### What you have to do
Output the full set of records exactly.

(Entries provided)

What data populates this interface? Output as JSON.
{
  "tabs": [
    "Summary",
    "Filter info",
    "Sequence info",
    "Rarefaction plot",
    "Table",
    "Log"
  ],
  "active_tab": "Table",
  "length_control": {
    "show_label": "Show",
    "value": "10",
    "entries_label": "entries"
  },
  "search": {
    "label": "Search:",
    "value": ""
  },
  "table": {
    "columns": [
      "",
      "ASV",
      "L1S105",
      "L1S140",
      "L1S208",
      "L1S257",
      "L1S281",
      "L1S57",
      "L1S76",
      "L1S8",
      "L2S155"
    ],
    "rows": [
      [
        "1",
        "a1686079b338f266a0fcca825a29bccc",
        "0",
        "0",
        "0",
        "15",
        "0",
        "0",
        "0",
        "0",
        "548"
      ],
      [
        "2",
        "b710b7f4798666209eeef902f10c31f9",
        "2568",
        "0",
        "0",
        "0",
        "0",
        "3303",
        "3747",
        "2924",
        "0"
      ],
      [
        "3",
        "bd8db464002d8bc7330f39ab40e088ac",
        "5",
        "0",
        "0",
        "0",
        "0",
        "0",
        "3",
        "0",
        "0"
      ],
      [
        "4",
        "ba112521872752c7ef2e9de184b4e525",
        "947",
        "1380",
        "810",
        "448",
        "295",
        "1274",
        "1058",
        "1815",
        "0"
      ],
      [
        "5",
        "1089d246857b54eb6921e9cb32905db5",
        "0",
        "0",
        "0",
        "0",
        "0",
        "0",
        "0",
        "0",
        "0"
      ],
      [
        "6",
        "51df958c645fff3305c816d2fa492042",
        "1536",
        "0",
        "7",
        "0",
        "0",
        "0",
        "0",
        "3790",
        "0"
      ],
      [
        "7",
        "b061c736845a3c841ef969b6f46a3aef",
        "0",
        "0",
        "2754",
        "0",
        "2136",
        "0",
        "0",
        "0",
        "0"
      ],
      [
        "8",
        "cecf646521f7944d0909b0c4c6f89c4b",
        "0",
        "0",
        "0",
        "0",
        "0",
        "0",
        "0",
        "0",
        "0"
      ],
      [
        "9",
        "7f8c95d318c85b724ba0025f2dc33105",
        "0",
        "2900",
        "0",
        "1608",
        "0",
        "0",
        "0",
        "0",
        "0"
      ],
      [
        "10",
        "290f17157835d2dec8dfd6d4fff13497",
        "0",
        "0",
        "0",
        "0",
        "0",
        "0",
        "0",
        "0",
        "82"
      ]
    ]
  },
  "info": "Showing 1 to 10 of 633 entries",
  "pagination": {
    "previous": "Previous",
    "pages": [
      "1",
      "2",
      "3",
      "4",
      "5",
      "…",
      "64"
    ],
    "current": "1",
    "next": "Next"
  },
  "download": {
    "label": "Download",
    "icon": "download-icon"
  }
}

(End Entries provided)

### Exercise output
What data populates this interface? Output as JSON.
{
  "tabs": [
    "Summary",
    "Filter info",
    "Sequence info",
    "Rarefaction plot",
    "Table",
    "Log"
  ],
  "active_tab": "Table",
  "length_control": {
    "show_label": "Show",
    "value": "10",
    "entries_label": "entries"
  },
  "search": {
    "label": "Search:",
    "value": ""
  },
  "table": {
    "columns": [
      "",
      "ASV",
      "L1S105",
      "L1S140",
      "L1S208",
      "L1S257",
      "L1S281",
      "L1S57",
      "L1S76",
      "L1S8",
      "L2S155"
    ],
    "rows": [
      [
        "1",
        "a1686079b338f266a0fcca825a29bccc",
        "0",
        "0",
        "0",
        "15",
        "0",
        "0",
        "0",
        "0",
        "548"
      ],
      [
        "2",
        "b710b7f4798666209eeef902f10c31f9",
        "2568",
        "0",
        "0",
        "0",
        "0",
        "3303",
        "3747",
        "2924",
        "0"
      ],
      [
        "3",
        "bd8db464002d8bc7330f39ab40e088ac",
        "5",
        "0",
        "0",
        "0",
        "0",
        "0",
        "3",
        "0",
        "0"
      ],
      [
        "4",
        "ba112521872752c7ef2e9de184b4e525",
        "947",
        "1380",
        "810",
        "448",
        "295",
        "1274",
        "1058",
        "1815",
        "0"
      ],
      [
        "5",
        "1089d246857b54eb6921e9cb32905db5",
        "0",
        "0",
        "0",
        "0",
        "0",
        "0",
        "0",
        "0",
        "0"
      ],
      [
        "6",
        "51df958c645fff3305c816d2fa492042",
        "1536",
        "0",
        "7",
        "0",
        "0",
        "0",
        "0",
        "3790",
        "0"
      ],
      [
        "7",
        "b061c736845a3c841ef969b6f46a3aef",
        "0",
        "0",
        "2754",
        "0",
        "2136",
        "0",
        "0",
        "0",
        "0"
      ],
      [
        "8",
        "cecf646521f7944d0909b0c4c6f89c4b",
        "0",
        "0",
        "0",
        "0",
        "0",
        "0",
        "0",
        "0",
        "0"
      ],
      [
        "9",
        "7f8c95d318c85b724ba0025f2dc33105",
        "0",
        "2900",
        "0",
        "1608",
        "0",
        "0",
        "0",
        "0",
        "0"
      ],
      [
        "10",
        "290f17157835d2dec8dfd6d4fff13497",
        "0",
        "0",
        "0",
        "0",
        "0",
        "0",
        "0",
        "0",
        "82"
      ]
    ]
  },
  "info": "Showing 1 to 10 of 633 entries",
  "pagination": {
    "previous": "Previous",
    "pages": [
      "1",
      "2",
      "3",
      "4",
      "5",
      "…",
      "64"
    ],
    "current": "1",
    "next": "Next"
  },
  "download": {
    "label": "Download",
    "icon": "download-icon"
  }
}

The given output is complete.